Note to self: do not overwrite the kernel without first saving a backup of one that is known to work.
Saturday we got the cable installed, so it was the first time in almost a month that Athena had an Internet connection. I installed quite a few programs, including Firefox, Thunderbird, and OpenOffice, Azureus and a bunch of small utilities and minor apps.
Then I decided to try to make the sound work, and for this, I had to add the driver to the kernel. The kernel is the core of the operating system and one of its jobs is to get everything else up and running, including hardware. Consequentially, the kernel must be able to read the boot disk, and initialize hardware. I thought I had done everything right: I found a Howto on the subject, which told me to look up which driver I needed to on a table, which I located and enabled in the kernel configuration program. Then I recompiled the kernel and copied it to my boot partition. No big deal, right? I didn't remove anything, just added a module. Well, you already know what the result was. I had kernel panic a few seconds after the bootloader tried to launch the operating system. I had to go get my LiveCD, mount all the paritions, chroot over to the new environment, configure and compile a new kernel (this time I used genkernel), which I then copied over to the boot partition and rebooted. This all occured after midnight, so it wasn't until almost 2:00 that I had Athena back up to her old self. No sound support, but everything else humming along nicely.
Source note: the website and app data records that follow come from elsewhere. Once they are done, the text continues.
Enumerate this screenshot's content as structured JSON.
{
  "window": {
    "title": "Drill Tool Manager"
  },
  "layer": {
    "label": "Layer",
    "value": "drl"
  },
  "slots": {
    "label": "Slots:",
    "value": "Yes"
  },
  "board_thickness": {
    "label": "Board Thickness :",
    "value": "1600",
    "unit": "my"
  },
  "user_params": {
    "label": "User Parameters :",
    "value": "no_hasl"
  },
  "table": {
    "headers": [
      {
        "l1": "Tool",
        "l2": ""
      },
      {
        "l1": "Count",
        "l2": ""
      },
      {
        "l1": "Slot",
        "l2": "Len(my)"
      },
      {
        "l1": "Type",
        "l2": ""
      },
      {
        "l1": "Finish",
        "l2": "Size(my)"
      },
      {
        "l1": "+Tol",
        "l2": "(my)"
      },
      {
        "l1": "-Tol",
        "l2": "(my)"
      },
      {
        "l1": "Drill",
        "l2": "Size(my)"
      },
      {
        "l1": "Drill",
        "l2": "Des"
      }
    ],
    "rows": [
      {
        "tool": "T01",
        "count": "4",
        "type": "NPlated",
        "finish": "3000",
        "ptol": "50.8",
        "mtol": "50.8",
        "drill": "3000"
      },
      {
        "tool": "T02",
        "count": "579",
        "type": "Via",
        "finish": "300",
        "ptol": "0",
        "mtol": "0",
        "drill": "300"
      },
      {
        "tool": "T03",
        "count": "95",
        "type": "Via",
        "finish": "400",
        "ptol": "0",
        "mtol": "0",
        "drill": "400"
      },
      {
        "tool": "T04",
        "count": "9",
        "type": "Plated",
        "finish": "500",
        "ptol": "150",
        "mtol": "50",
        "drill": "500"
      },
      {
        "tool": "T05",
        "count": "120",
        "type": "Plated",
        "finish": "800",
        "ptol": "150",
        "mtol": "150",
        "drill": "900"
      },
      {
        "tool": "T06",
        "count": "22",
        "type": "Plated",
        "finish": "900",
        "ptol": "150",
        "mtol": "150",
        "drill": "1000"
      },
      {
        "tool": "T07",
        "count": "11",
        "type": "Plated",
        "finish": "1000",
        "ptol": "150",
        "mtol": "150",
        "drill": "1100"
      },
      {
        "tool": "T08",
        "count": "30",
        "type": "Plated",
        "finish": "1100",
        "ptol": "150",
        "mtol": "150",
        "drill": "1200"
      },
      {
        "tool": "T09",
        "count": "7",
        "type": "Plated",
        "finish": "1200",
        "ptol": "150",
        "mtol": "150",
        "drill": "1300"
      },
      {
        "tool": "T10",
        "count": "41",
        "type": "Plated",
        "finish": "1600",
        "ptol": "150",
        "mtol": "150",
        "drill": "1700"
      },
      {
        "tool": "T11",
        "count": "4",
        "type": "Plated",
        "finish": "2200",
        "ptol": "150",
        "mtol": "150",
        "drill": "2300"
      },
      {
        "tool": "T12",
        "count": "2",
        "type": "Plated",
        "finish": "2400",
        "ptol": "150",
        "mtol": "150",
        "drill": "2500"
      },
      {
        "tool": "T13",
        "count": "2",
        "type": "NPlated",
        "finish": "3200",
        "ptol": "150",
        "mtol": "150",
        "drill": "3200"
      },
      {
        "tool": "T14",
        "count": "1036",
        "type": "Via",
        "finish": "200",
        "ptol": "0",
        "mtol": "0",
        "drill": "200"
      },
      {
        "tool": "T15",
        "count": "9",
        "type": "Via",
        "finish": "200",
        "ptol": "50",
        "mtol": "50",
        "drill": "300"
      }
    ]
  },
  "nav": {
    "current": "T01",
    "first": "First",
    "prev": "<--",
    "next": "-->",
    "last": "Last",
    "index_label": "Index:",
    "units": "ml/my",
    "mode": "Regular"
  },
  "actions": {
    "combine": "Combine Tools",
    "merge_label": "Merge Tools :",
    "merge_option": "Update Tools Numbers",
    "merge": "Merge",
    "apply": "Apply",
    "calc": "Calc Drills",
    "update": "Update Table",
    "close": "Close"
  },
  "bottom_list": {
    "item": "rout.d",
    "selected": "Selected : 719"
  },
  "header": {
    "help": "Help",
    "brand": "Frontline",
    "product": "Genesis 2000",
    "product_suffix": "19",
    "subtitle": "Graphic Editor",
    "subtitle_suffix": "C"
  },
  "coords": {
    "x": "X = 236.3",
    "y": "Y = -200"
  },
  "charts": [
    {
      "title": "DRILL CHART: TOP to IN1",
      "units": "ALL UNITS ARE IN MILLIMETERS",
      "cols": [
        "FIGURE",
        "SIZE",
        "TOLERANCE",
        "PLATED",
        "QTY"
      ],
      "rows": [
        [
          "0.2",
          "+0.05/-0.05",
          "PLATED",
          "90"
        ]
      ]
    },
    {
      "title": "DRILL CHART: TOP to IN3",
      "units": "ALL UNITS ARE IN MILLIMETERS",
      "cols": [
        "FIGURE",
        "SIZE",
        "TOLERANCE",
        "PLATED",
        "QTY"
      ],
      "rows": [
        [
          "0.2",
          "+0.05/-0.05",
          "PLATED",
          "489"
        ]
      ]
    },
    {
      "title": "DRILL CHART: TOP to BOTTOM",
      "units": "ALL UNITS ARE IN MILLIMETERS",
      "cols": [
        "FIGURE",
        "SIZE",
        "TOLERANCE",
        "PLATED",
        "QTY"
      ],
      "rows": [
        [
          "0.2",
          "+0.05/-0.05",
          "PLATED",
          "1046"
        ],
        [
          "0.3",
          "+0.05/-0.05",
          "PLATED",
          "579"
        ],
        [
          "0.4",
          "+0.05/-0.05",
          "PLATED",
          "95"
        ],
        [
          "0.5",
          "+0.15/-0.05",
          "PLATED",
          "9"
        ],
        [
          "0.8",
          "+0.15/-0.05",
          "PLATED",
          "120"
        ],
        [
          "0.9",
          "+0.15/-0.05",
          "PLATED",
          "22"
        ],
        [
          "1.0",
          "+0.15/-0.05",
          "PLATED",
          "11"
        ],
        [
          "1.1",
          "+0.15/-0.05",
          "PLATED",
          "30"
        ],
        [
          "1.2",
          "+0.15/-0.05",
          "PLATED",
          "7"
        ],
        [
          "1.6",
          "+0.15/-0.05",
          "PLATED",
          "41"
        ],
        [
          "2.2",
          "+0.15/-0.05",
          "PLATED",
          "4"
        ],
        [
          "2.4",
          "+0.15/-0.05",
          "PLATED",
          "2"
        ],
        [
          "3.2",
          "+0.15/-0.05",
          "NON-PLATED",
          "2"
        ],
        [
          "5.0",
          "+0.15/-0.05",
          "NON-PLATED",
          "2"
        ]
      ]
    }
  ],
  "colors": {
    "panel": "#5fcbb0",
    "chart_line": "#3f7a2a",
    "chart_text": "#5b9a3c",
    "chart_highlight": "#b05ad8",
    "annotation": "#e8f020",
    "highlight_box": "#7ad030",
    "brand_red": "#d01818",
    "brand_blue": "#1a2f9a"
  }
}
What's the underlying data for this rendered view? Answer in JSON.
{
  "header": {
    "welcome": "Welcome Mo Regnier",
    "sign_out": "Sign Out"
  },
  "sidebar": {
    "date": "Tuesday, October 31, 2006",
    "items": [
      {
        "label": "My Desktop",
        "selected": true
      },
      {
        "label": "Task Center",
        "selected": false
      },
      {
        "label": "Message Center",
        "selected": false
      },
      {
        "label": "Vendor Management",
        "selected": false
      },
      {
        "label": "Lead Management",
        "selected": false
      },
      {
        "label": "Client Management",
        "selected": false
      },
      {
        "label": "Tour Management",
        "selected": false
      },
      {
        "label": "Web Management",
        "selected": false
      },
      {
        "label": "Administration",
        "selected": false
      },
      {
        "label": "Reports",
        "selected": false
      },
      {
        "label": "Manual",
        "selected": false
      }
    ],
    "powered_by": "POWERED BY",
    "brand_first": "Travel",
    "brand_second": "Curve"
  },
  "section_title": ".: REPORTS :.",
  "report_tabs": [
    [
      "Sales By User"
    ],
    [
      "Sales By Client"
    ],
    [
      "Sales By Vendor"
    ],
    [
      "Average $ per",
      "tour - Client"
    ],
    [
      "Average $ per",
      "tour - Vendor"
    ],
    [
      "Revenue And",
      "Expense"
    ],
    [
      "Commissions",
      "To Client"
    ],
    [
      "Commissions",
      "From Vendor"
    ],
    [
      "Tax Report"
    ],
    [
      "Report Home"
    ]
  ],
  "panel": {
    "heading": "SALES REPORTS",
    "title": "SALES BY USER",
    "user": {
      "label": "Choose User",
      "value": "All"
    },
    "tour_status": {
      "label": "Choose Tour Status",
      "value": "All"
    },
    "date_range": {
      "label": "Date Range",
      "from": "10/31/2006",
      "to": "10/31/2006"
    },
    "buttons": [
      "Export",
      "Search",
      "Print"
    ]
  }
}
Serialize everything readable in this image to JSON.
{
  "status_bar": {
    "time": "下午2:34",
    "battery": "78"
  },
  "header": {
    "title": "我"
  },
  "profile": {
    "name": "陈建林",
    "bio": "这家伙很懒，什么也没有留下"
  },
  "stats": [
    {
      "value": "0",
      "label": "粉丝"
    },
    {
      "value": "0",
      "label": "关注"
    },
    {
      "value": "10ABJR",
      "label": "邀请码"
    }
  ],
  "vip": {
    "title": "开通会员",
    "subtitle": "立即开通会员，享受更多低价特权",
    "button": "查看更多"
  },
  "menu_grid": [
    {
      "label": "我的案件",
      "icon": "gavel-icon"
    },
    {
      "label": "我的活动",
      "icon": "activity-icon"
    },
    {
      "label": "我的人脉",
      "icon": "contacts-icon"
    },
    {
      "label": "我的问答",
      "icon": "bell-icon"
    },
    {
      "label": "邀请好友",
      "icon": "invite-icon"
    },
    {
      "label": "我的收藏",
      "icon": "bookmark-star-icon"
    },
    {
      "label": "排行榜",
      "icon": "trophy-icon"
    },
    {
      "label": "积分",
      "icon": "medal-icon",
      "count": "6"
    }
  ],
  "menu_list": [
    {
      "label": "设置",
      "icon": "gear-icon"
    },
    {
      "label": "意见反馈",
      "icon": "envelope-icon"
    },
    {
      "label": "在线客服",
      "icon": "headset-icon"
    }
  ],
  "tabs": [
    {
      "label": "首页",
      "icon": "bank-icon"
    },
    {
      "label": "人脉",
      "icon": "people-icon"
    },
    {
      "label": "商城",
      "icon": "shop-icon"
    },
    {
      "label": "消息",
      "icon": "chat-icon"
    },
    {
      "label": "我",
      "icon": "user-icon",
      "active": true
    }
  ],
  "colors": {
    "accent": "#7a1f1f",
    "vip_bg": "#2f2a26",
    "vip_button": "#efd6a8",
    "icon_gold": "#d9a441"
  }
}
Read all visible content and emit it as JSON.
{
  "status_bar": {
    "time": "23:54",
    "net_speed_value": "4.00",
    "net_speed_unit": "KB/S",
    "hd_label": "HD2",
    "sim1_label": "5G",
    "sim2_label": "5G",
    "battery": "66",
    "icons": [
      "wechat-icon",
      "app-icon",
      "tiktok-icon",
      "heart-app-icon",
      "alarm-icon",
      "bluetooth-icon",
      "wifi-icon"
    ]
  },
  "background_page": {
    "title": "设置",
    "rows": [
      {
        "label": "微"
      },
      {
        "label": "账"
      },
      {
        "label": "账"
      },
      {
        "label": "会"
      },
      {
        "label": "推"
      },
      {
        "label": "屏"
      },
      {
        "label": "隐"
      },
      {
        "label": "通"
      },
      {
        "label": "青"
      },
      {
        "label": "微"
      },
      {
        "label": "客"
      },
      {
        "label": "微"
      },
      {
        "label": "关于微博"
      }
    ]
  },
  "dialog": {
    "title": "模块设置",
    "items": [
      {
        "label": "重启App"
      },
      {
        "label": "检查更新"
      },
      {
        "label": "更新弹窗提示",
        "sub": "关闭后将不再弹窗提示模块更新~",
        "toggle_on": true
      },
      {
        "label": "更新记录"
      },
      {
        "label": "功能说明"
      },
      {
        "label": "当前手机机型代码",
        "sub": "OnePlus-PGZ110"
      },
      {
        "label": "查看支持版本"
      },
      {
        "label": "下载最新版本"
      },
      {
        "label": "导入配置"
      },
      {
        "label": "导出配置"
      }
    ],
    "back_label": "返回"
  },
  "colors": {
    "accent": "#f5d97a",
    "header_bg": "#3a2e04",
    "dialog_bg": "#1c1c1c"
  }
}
I think the problem might be that I used genkernel to begin with, so when I added the sound driver I wasn't adding it to my current configuration, I was adding it to some other configuration that was the default starting point for a custom kernel. That, and/or I think I missed a step somewhere where the initrd (initial root disk) gets generated. I think maybe I should have been making a new one, but the Gentoo Handbook section on manual kernel configuration doesn't have that part (or I didn't notice it for some reason). It might have gotten generated and I forgot to copy it over.
Anyway, I might have another go at it sometime this week, but I'm definitely going to do it this time as a separate kernel and initrd, with a separate bootloader entry in Grub (that way I can boot either one from a menu on startup).
Speaking of bootloaders, the thought has occured to me that it would be relatively easy given this tool to (and I would probably do this on one or more separate drives) boot a true 64-bit version and possibly have the option of Windows. Samba server pretty much makes having Windows on the box unnecessary, but I definitely want to get 64-bit Gentoo going, and possibly even a handful of other distros as well. I'll probably keep my x86 installation around and use it primarily, because there are some programs that don't port well to 64-bit (Firefox being one--although Mozilla is pretty good in a pinch) that I would like to have around.